As closing remarks, Google does not believe that on-premise software is going away but predicts that innovation will happen in the cloud and open APIs will foster competition. Rishi predicts that all Google applications will become more social and leverage a common platform.

From the Bottom-Up: Building the 21st Century Intelligence Community

At the Enterprise 2.0 conference, Sean Dennehy and Don Burke, both Intellipedia evangelists at the CIA covered some interesting aspects of Intellipedia. Intellipedia encompasses:
  • Wiki, the core of Intellipedia
  • Blog
  • Tagging and social bookmarking (ala branded as Intelink
  • Document management branded as Inteldoc
  • A gallery of images similar to flickr
  • Video services
Intellipedia differs in many ways from Wikipedia. With Intellipedia, all edits are attributable to the author as users are required to login. It is not limited to an encyclopedia use case. Intellipedia also introduces a team dimension as well where many contributors from different agencies are contributing attributable point of views. Adoption is still ramping up and Intellipedia is not at a point where everyone is contributing knowledge. One of the challenge for adoption has been cultural. Sean and Don created a framework with 3 core principles to deal with distribution of knowledge issue:
  • Work at broadest audience possible
  • Think topically not organizationally
  • Replace existing business processes and move processes out of channel but into a platform. For instance, if a user is about to send an email sent to 50 people, it would be more effective as a blog post.
At Intellipedia, the #1 contributor is 69 years old with 40 years of experience. Adoption is not an age issue, organizations need to address the cultural challenges, and start small.

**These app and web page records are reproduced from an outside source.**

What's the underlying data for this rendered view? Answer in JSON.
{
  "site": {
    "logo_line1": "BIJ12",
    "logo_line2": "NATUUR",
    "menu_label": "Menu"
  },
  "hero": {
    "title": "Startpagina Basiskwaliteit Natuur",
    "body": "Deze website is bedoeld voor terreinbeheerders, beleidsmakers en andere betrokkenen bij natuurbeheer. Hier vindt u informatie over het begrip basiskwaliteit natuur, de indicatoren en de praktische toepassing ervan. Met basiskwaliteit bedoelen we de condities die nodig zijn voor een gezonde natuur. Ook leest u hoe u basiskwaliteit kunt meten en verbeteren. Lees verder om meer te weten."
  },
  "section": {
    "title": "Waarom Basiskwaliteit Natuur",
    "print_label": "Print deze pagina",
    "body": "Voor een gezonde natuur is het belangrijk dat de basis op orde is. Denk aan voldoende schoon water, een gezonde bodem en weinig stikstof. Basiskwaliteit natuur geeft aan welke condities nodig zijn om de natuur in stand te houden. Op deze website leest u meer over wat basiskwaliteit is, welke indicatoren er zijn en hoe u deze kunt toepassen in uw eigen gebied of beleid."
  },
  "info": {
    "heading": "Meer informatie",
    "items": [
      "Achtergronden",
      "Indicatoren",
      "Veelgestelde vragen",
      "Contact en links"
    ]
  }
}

Monday, June 09, 2008

Visual Search: A Better Way to Find Information?

Visual search is an area that's definitely gaining traction. A couple interesting startups have emerged that put a new twist on searching for information:
  • SearchMe, located in Mountain View, CA, a well founded startup, launched its private beta in March 2008
  • Viewzi, based in Dallas, TX, is offering early access to its visual views
SearchMe takes the Cover Flow approach to visually represent search results. Their model is very similar to Finder in Apple's Mac OS X.

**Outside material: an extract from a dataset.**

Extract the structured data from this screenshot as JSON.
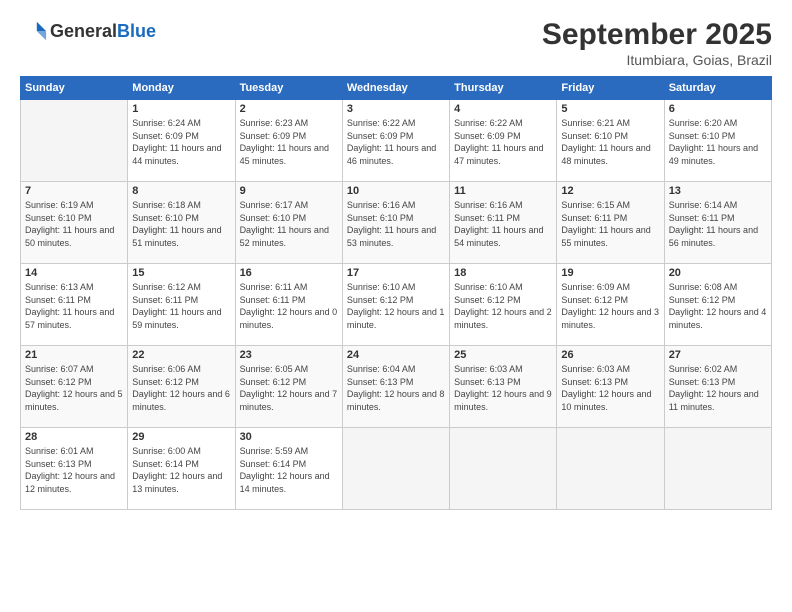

Though very attractive, the SearchMe model is limited when searching for songs, videos, or shopping items. SearchMe always return a web page which may not always be the most appropriate context.

Here comes Viewzi, which created a platform with an API to allow domain experts to build specialized views. As it matures Viewzi is planning to open up its platform to allow the community to contribute views and expertise. Viewzi already provides multiple ways for users to search for information and users can switch between different views based on the type of search that they perform. Some interesting samples from the various view Viewzi provides:
  • Video x3 View
  • 4 Sources View
  • Web Screenshot View
  • Gadget View
  • Everyday Shopping View
  • MP3 Search View
  • Album View

Viewzi also does a pretty good job at associating the relevant views to the search term.
Such focused visual searches are very effective to help locate information more quickly as they clearly set the context for the user. The application of such technologies within the enterprise would be tremendous. It will be interesting to follow Viewzi's evolution as they open up their platform to a broader community and how many business related views emerge.